And yes, of course, the Mel and Jack stuff remains a highlight. They have some huge obstacles to overcome this season: First, Jack has to deal with last season's big finale truth bomb that he is not the father of Charmaine's twins and that she had been lying to the guy for months (or years, in actual human time) — ever a soap opera plot point if there was one — and the show explores that betrayal in a compelling way that feels well-developed without bogging down the character. When Mel suffers a miscarriage during the wildfires, that too is handled deftly and opens up some interesting paths for both Mel and Jack to take in the future.

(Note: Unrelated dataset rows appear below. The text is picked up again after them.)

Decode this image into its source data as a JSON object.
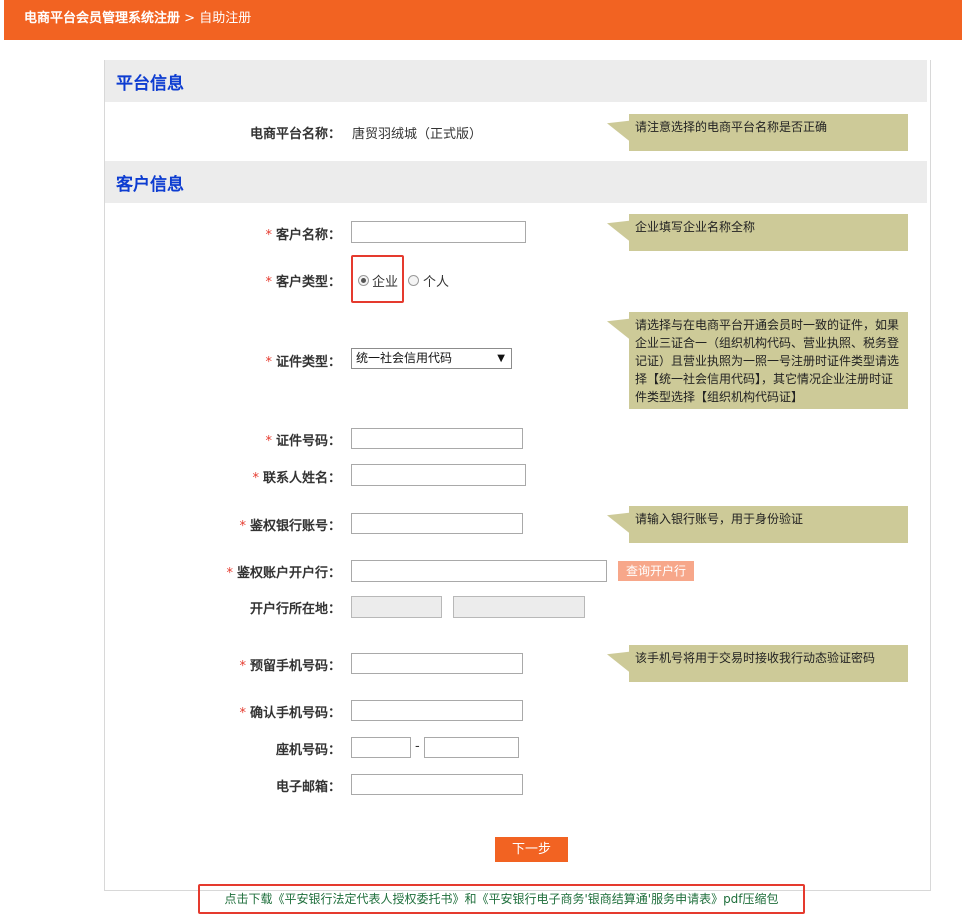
{
  "header": {
    "system_title": "电商平台会员管理系统注册",
    "separator": ">",
    "current_page": "自助注册"
  },
  "colors": {
    "brand": "#f26322",
    "section_title": "#0d3cd1",
    "tip_bg": "#cdca98",
    "required": "#e53a2e",
    "highlight_border": "#e53a2e"
  },
  "platform_section": {
    "title": "平台信息",
    "platform_name_label": "电商平台名称：",
    "platform_name_value": "唐贸羽绒城（正式版）",
    "platform_tip": "请注意选择的电商平台名称是否正确"
  },
  "customer_section": {
    "title": "客户信息",
    "required_mark": "*",
    "customer_name": {
      "label": "客户名称：",
      "value": "",
      "tip": "企业填写企业名称全称"
    },
    "customer_type": {
      "label": "客户类型：",
      "options": [
        "企业",
        "个人"
      ],
      "selected": "企业"
    },
    "id_type": {
      "label": "证件类型：",
      "selected": "统一社会信用代码",
      "arrow": "▼",
      "tip": "请选择与在电商平台开通会员时一致的证件，如果企业三证合一（组织机构代码、营业执照、税务登记证）且营业执照为一照一号注册时证件类型请选择【统一社会信用代码】，其它情况企业注册时证件类型选择【组织机构代码证】"
    },
    "id_number": {
      "label": "证件号码：",
      "value": ""
    },
    "contact_name": {
      "label": "联系人姓名：",
      "value": ""
    },
    "auth_bank_account": {
      "label": "鉴权银行账号：",
      "value": "",
      "tip": "请输入银行账号，用于身份验证"
    },
    "auth_bank_branch": {
      "label": "鉴权账户开户行：",
      "value": "",
      "query_button": "查询开户行"
    },
    "bank_location": {
      "label": "开户行所在地：",
      "province": "",
      "city": ""
    },
    "reserved_mobile": {
      "label": "预留手机号码：",
      "value": "",
      "tip": "该手机号将用于交易时接收我行动态验证密码"
    },
    "confirm_mobile": {
      "label": "确认手机号码：",
      "value": ""
    },
    "landline": {
      "label": "座机号码：",
      "area_code": "",
      "separator": "-",
      "number": ""
    },
    "email": {
      "label": "电子邮箱：",
      "value": ""
    }
  },
  "actions": {
    "next_button": "下一步"
  },
  "download_link": "点击下载《平安银行法定代表人授权委托书》和《平安银行电子商务'银商结算通'服务申请表》pdf压缩包"
}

Simply put: Every character feels upgraded in Season 5. While the plot runs the gamut on the soapy scale, from frothy to freaking ridiculous — people embark on delightfully unlikely romances or need to be pulled out of burning buildings, or there's that one time when Bert (Trevor Lerner) the mechanic is accidentally injected with fentanyl thanks to all the money laundering glamping shenanigans — but all of it clicks much more this season, because the show treats it all with equal care, unafraid to fully get into it. There's no skipping the good parts this time; we're treated to all the drama, and Virgin River finally feels like the best version of itself.

Virgin River Season 5 Part 1 is now streaming on Netflix.